The April Swarm Community Call was focused on tools that provide a more numbers-based look at the Swarm network, and on easy publishing of unstoppable content on Swarm.
In the introductory part of the call, Callum Toner first shared some network-wide updates that will be released in the coming days and weeks. Bee version 1.15 has been released, which addresses some of the known optimisations. This has resulted in the new version having a current error rate of 0%, with > 83% of the network size. You can also expect the introduction of new hardware, network & system and requirements for entering storage incentives.
On the research side, the final PRs have been drafted for the localstore rewrite and is currently being tested in a 1000-node private test environment to get a better insight into its behaviour
A test environment is also being set up for Phase 4 of the storage incentives roadmap as well, alongside ongoing research into the price oracle and how it performs in conjunction with storage incentives in a test environment.
The Schelling game statistics data is now available along with wider network figures
The call was also an opportunity for Gyuri Barabás to introduce a new statistics tool for the Swarm network. The tool provides a variety of data about the Schelling game. This includes data on revealers, distribution of skipped rounds, rewards, notes and stakes. With this tool, you can retrieve historical in-depth data, such as the total amount of rewards paid out in a specific neighbourhood, a custom period for the range of rounds, the number of winning events, the average number of revealers per neighbourhood, the neighbourhood depth…
The tool is particularly useful for node operators, who can use it to optimise their reward strategy. If you have suggestions or ideas on what else could be added to the tool, you can leave him your feedback in the Swarm Foundation Discord.
All data analysed by the new tool is gathered from Swarm scan, a complementary tool initially developed for Swarm’s internal needs. As Janoš Guljaš explained, Swarm scan is basically a stripped-down node that acts as a network scrapper.

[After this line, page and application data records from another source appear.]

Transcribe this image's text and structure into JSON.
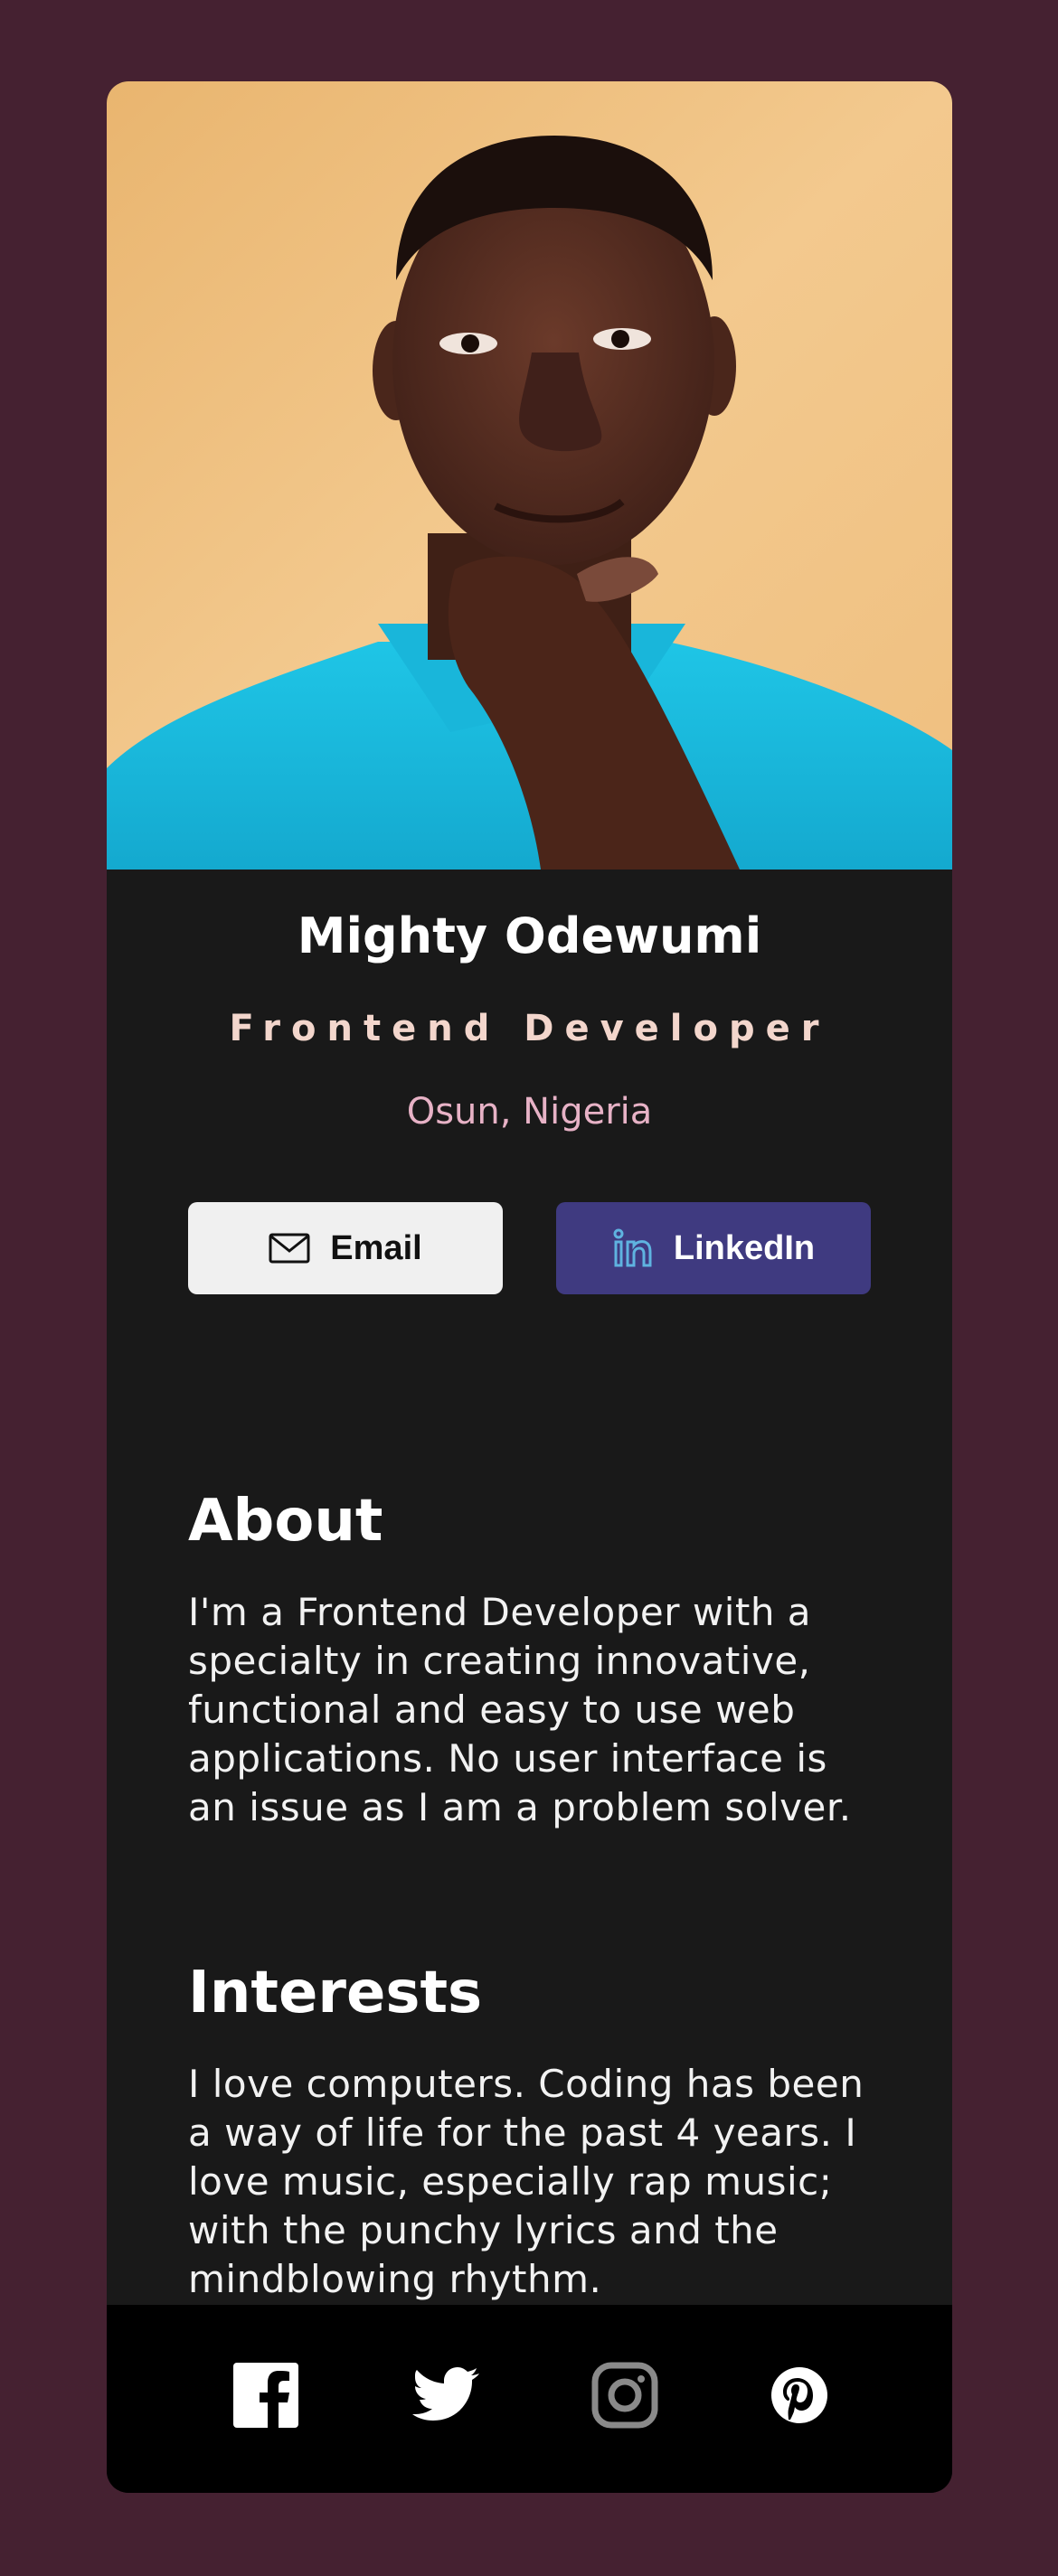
{
  "profile": {
    "name": "Mighty Odewumi",
    "title": "Frontend Developer",
    "location": "Osun, Nigeria",
    "photo_icon": "profile-photo"
  },
  "buttons": {
    "email_label": "Email",
    "email_icon": "mail-icon",
    "linkedin_label": "LinkedIn",
    "linkedin_icon": "linkedin-icon"
  },
  "about": {
    "heading": "About",
    "text": "I'm a Frontend Developer with a specialty in creating innovative, functional and easy to use web applications. No user interface is an issue as I am a problem solver."
  },
  "interests": {
    "heading": "Interests",
    "text": "I love computers. Coding has been a way of life for the past 4 years. I love music, especially rap music; with the punchy lyrics and the mindblowing rhythm."
  },
  "footer": {
    "icons": [
      "facebook-icon",
      "twitter-icon",
      "instagram-icon",
      "pinterest-icon"
    ]
  },
  "colors": {
    "page_background": "#452131",
    "card_background": "#191919",
    "footer_background": "#000000",
    "linkedin_button": "#3f3a80",
    "email_button": "#f0f0f0",
    "title_color": "#f3d6cc",
    "location_color": "#e7b2c6"
  }
}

It collects network data and presents it in a structured way, either as a web page or as HTTP API.
Swarm scan provides a visual representation of the network via a world map and the connections between nodes on that map. You can also quickly see the number of active nodes, new nodes, new staking nodes, the amount of staked value and the storage price. Note that the data here is only a rough estimate due to the size of the network.
While the website provides limited data, what the API provides is much more diverse (see the API description for more information). You can get **a list of the nodes in the network, information about a particular node, the user agent, whether a node has changed from light to full and even get the complete dump of the network **for offline analysis.
If you want to optimise your reward strategy, mfw78, a member of the Swarm Foundation’s Discord community, has developed a tool for mining overlay addresses. It allows node operators to participate in the Schelling game in different network neighbourhoods and thus optimise their performance. You can find the recommended article with instructions here.
Unstoppable content on Swarm with Etherjot
In the second part of the call, it was time for Áron Soós to demonstrate Etherjot, a CLI tool for creating blogs and publishing markdown files as articles, a first such tool for Swarm. It uses a small set of simple commands to manage blogs and supports importing existing blogs written in Jekyll or Hugo. Áron announced four more features for the near future, including: design and layout customisation, decentralised commenting, searching through the blog content, and multiple blog management.
Join Swarm Summit from 21–23 June
After a two-year covid-induced hiatus, Swarm Summit is also back on the agenda, albeit in an online format. If you are using Swarm to power your project, click on the link above and submit a paper. From 21–23 June 2023, you can present your work to the Swarm community. The talks can be about anything Swarm-related—a tool or dApp that uses Swarm, a deep dive into one of Swarm’s features, or even an inspirational talk.
We look forward to seeing you there, and you can also join us live at one of the viewing parties happening in real life. More information will be announced at the next Swarm Community Call on 25 May.
The next Swarm Community Call will be held on 25 May at 17.00 CET on the Swarm Foundation Discord (add to calendar). Already have a question for the teams building the Swarm network? Send them a question by using this online form.
We are looking forward to seeing you there!